diver diver2 ECUBoat OgaritaCasserley1_06052013 OgaritaCasserley2_6052013 OgaritaCasserley3_06052013 OgaritaCasserley4_06052013 OgaritaCasserley5_06052013 OgaritaCasserley6_06062013 OgaritaCasserley8_06062013
Raymond Tubby
HISTORICAL AND ARCHAEOLOGICAL INVESTIGATION OF THE 1750 SPANISH PLATE FLEET VESSEL EL SALVADOR.

(Under the direction of Professor Gordon P. Watts, Jr.) Department of History, November 2000.

The purpose of this thesis is an historical and archaeological investigation of the Spanish Plate fleet vessel El Salvador.  The packetboat was one of four vessels of the 1750 Fleet that was lost in a hurricane which struck the mid-Atlantic region of North America in August 1750.  Historical accounts indicate that El Salvador was lost in the vicinity of Topsail Inlet, North Carolina.  Because the surviving remains were buried by shifting sands in a matter of days salvage operations were negligible and the vessel was quickly forgotten.  Over time the exact position of the wreck has become clouded.  Historical records provide little information beyond "lost in the vicinity of Topsail Inlet."  Historical accounts and geographical coincidence suggest two possible locations for El Salvador:  Modern New Topsail Inlet and Beaufort Inlet, also known as Topsail during that period.  Research and material recovered near New Topsail Inlet in the twentieth century have led the focus of this investigation to that inlet.

Due to the conditions of its wrecking, El Salvador may represent one of the few instances in which virtually the entire archaeological record of a Spanish Plate Fleet vessel survives intact.  As such, it may provide important clues to eighteenth century ship construction and shipboard life.  Prior to initiation of field work a rigorous methodology was developed to guide research in recovering that information.
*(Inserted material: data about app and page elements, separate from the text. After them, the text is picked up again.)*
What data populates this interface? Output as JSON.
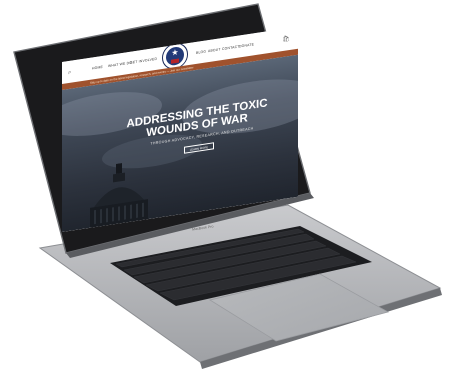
{
  "device": {
    "model_label": "MacBook Pro"
  },
  "colors": {
    "banner": "#a0522d",
    "nav_bg": "#ffffff",
    "hero_dark": "#2c323d",
    "logo_blue": "#223a78",
    "logo_red": "#b4242a"
  },
  "site": {
    "nav": {
      "left_items": [
        "HOME",
        "WHAT WE DO",
        "GET INVOLVED"
      ],
      "right_items": [
        "BLOG",
        "ABOUT",
        "CONTACT",
        "DONATE"
      ]
    },
    "banner_text": "Stay up to date on the latest legislation, research, and events — Join our newsletter",
    "hero": {
      "title": "ADDRESSING THE TOXIC WOUNDS OF WAR",
      "subtitle": "THROUGH ADVOCACY, RESEARCH, AND OUTREACH",
      "button_label": "LEARN MORE"
    },
    "section_title": "ADDRESSING THE TOXIC WOUNDS OF WAR"
  }
}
The methodology employed included developing criteria, based on comparative studies of period shipwrecks and archaeological assemblages, useful in identifying wreck sites in the archaeological record.  A magnetometer and side scan sonar survey was then conducted in a six-mile-square area centered in the inlet.  That survey identified two groups of anomalies which may represent shipwreck material.  Diver investigation of those sites located the remains of a late nineteenth to early twentieth century sailing vessel.  Though El Salvador was not located additional research is planned for the future, first concentrating on survey blocks north and south of the current one and should that prove negative considerations will be given to shifting efforts to potential but unlicensed areas in the vicinity of Beaufort Inlet.